(Element data from apps and pages)
--- START ---

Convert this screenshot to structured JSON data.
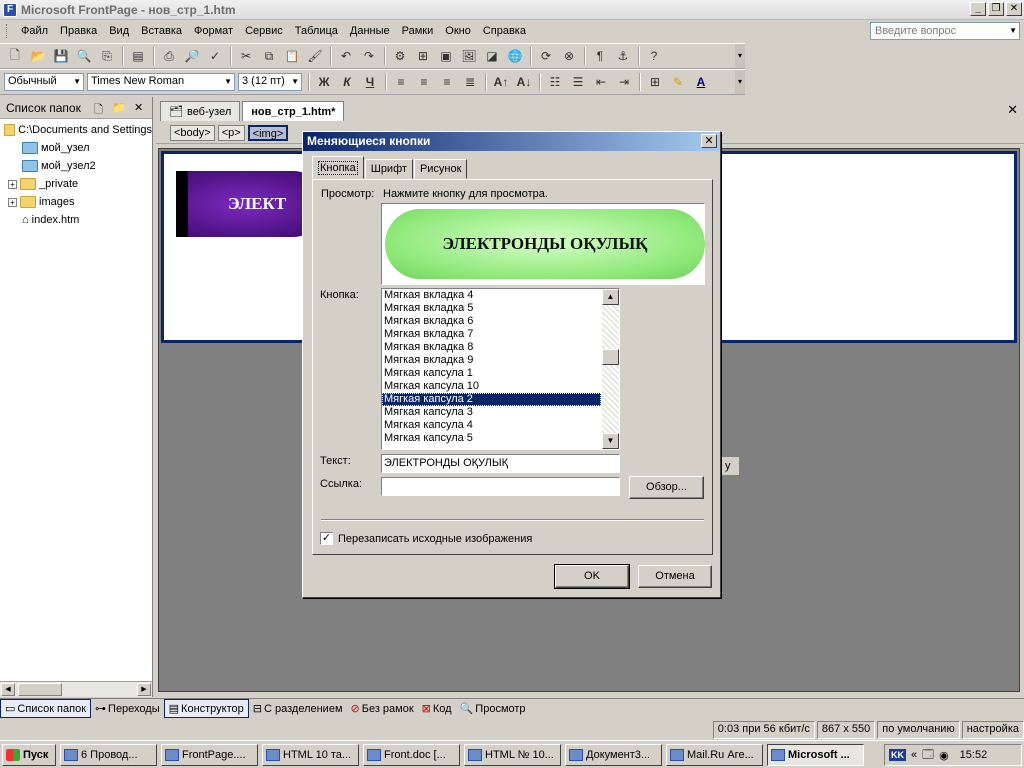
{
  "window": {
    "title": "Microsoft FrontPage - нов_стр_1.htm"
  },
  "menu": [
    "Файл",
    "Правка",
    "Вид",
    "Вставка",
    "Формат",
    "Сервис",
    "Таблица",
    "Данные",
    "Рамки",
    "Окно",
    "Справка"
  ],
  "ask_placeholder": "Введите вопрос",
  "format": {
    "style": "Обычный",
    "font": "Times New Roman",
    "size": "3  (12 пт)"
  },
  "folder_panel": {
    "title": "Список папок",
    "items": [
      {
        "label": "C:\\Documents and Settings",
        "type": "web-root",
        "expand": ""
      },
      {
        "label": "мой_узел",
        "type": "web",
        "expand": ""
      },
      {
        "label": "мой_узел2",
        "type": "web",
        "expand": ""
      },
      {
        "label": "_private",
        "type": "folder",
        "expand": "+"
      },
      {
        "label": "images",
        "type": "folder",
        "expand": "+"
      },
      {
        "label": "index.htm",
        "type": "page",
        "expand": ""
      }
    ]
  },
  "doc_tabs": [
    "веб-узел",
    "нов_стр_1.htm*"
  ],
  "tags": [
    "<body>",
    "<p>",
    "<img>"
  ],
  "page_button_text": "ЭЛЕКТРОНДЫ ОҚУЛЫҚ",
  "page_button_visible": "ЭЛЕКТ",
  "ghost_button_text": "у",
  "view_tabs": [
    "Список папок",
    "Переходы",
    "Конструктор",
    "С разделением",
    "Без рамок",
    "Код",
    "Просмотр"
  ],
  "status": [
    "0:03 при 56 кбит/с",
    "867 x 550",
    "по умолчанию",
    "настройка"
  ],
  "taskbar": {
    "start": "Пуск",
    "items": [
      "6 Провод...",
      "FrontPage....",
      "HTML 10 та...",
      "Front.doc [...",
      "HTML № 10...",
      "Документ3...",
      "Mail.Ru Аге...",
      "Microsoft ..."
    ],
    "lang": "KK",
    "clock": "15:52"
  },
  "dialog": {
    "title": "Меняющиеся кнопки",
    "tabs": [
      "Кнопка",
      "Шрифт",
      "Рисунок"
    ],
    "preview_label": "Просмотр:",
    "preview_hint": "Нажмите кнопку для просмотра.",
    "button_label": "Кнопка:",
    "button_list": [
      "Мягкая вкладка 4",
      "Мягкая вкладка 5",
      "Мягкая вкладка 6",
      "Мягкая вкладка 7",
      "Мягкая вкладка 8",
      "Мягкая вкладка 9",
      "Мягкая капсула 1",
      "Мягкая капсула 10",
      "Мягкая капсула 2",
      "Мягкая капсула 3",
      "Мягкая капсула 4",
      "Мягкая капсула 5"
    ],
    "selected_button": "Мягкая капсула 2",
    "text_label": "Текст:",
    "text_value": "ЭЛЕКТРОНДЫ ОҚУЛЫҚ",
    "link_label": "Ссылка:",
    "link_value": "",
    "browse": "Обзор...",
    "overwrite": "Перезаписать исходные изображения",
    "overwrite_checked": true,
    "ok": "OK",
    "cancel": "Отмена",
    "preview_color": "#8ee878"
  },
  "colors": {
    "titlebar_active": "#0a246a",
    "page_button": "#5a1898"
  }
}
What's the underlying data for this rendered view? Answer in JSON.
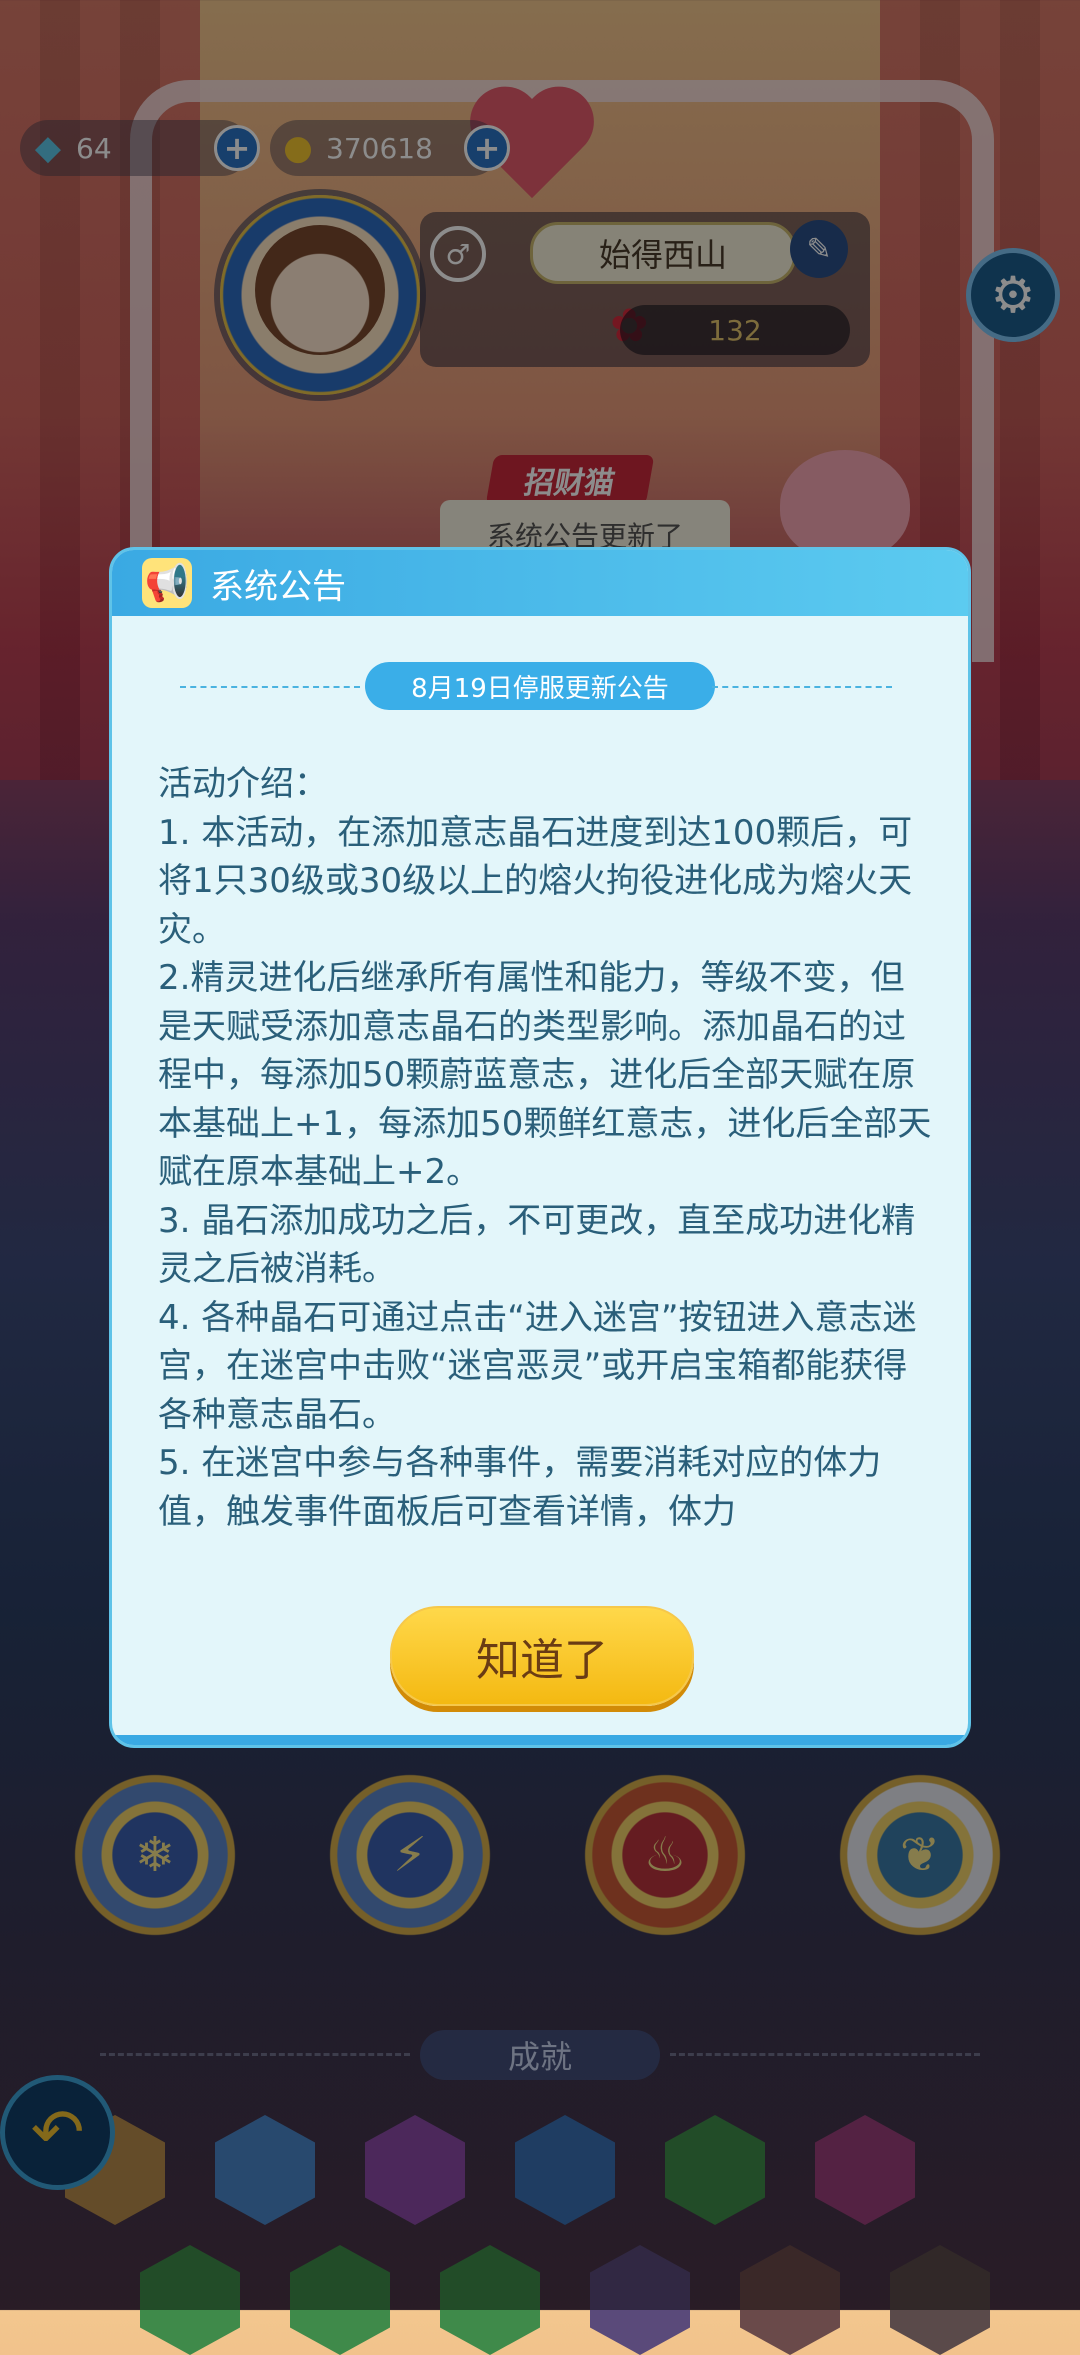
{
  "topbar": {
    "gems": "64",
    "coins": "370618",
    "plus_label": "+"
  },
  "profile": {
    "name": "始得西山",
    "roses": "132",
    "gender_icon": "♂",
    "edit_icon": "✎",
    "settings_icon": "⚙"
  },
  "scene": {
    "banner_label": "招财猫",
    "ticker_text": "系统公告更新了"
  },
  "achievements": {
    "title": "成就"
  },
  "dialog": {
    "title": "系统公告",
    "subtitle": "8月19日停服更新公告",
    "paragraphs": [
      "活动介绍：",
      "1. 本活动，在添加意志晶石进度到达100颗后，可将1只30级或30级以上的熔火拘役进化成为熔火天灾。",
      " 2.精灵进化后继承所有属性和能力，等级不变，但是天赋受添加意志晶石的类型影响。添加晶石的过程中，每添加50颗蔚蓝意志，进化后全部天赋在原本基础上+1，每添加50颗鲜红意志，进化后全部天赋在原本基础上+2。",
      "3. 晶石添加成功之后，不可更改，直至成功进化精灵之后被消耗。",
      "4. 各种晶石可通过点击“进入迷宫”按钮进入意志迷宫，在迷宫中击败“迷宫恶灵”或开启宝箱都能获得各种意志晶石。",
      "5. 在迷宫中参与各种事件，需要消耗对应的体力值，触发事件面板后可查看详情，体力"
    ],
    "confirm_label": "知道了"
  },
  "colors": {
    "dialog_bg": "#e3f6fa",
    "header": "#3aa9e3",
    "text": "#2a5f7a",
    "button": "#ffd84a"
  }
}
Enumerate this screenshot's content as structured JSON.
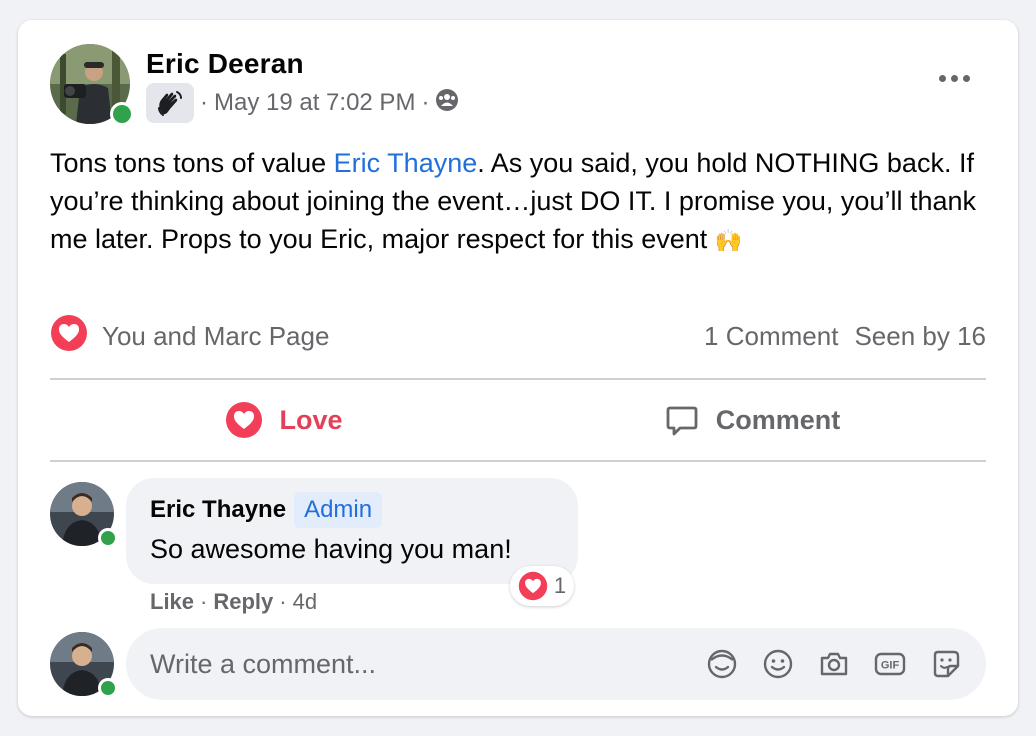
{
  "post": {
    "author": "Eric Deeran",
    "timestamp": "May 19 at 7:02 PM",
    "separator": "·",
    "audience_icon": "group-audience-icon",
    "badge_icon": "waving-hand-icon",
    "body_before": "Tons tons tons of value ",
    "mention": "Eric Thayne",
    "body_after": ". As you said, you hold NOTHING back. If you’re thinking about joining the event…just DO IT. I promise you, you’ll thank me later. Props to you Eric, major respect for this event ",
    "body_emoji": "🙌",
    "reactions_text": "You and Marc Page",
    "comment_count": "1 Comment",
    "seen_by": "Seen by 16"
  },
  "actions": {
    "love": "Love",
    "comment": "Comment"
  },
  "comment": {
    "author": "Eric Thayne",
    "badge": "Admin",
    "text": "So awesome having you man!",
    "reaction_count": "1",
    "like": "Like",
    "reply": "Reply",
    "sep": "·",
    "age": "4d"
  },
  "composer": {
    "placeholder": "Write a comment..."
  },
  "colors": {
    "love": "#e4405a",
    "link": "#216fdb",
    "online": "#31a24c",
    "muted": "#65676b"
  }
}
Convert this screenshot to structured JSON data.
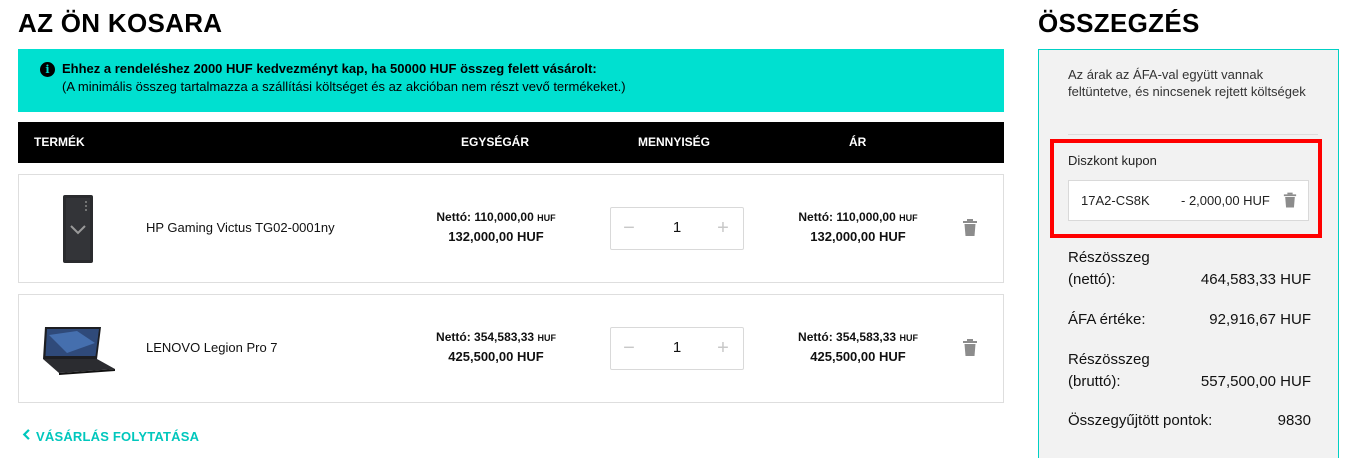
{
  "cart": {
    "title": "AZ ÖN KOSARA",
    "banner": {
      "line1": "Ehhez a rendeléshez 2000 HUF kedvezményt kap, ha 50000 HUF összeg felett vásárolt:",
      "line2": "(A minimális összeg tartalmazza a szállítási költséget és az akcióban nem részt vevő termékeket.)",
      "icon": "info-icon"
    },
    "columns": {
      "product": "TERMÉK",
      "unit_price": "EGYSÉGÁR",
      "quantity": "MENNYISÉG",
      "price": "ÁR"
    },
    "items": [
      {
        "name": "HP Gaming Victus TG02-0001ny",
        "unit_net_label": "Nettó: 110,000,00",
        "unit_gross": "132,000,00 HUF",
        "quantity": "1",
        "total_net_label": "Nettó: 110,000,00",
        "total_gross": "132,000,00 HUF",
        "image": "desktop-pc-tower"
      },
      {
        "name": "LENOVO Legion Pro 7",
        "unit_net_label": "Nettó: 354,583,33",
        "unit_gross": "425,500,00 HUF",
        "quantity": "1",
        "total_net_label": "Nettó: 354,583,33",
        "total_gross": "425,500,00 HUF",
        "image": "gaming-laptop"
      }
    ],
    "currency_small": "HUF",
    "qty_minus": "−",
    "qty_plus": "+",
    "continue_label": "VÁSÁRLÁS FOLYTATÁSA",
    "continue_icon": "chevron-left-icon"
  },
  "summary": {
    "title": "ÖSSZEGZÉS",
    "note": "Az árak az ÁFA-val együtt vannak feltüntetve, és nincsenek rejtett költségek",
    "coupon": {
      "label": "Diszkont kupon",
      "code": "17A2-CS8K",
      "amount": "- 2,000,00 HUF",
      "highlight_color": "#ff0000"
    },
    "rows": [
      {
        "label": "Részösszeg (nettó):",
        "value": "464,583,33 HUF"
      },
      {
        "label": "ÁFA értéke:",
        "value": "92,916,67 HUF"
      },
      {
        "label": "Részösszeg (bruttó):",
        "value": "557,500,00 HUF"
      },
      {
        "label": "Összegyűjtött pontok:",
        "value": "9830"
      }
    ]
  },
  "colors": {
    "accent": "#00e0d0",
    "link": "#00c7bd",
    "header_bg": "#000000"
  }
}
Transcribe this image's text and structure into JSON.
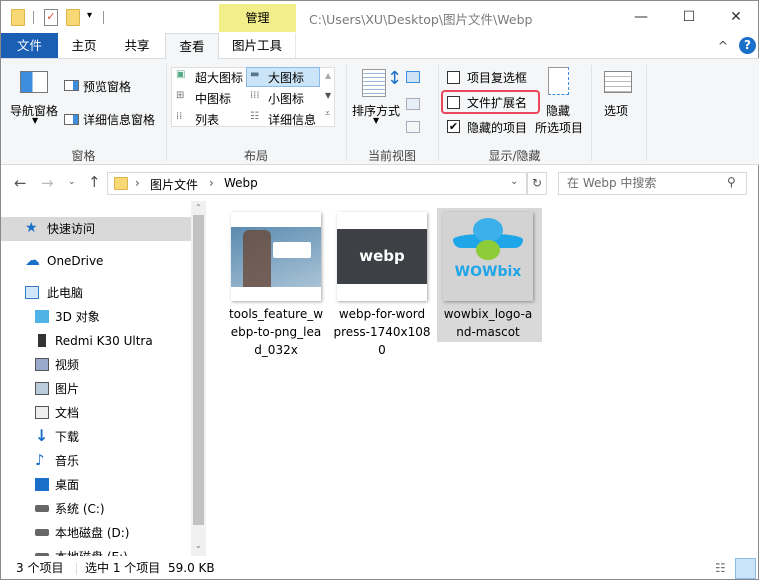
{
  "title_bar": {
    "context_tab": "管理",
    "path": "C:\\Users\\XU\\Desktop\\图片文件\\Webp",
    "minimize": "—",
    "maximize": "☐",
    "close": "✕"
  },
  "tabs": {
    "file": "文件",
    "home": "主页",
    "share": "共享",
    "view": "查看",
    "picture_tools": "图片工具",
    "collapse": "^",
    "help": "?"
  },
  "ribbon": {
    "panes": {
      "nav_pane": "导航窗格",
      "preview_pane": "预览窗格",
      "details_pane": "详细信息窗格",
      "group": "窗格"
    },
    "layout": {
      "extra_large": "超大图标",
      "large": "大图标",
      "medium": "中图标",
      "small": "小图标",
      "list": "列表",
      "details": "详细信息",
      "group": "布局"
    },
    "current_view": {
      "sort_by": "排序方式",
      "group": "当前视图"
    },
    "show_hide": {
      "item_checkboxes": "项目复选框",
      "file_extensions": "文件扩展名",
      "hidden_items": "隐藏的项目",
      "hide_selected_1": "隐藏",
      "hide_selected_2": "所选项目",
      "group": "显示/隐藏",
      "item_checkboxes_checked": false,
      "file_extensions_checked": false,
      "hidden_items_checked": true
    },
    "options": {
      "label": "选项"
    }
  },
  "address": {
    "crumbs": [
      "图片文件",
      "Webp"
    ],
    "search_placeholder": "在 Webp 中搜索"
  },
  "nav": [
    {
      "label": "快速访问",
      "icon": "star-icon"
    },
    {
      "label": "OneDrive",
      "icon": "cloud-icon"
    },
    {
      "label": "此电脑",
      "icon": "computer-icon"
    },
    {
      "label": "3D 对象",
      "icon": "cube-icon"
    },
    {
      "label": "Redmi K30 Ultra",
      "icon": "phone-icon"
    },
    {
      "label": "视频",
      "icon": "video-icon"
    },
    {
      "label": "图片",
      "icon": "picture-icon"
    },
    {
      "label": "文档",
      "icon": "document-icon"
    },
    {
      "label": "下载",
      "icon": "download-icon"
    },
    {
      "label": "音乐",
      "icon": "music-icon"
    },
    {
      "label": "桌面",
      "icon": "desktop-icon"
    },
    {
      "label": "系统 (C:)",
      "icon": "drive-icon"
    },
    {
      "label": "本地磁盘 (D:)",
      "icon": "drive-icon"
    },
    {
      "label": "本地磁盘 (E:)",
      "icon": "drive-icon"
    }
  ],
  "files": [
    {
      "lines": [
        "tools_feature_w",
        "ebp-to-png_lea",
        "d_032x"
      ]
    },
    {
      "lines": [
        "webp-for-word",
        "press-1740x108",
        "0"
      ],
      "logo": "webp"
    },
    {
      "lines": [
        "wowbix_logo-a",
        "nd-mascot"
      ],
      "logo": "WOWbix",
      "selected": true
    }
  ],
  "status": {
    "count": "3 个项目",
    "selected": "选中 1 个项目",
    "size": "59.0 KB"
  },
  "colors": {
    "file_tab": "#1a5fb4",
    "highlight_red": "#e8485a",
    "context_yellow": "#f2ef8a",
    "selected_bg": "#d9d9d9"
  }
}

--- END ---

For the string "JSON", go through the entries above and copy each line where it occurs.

Convert this screenshot to structured JSON data.
What's the underlying data for this rendered view? Answer in JSON.
Enumerate this screenshot's content as structured JSON.
Convert this screenshot to structured JSON data.
Transcribe this image's text and structure into JSON.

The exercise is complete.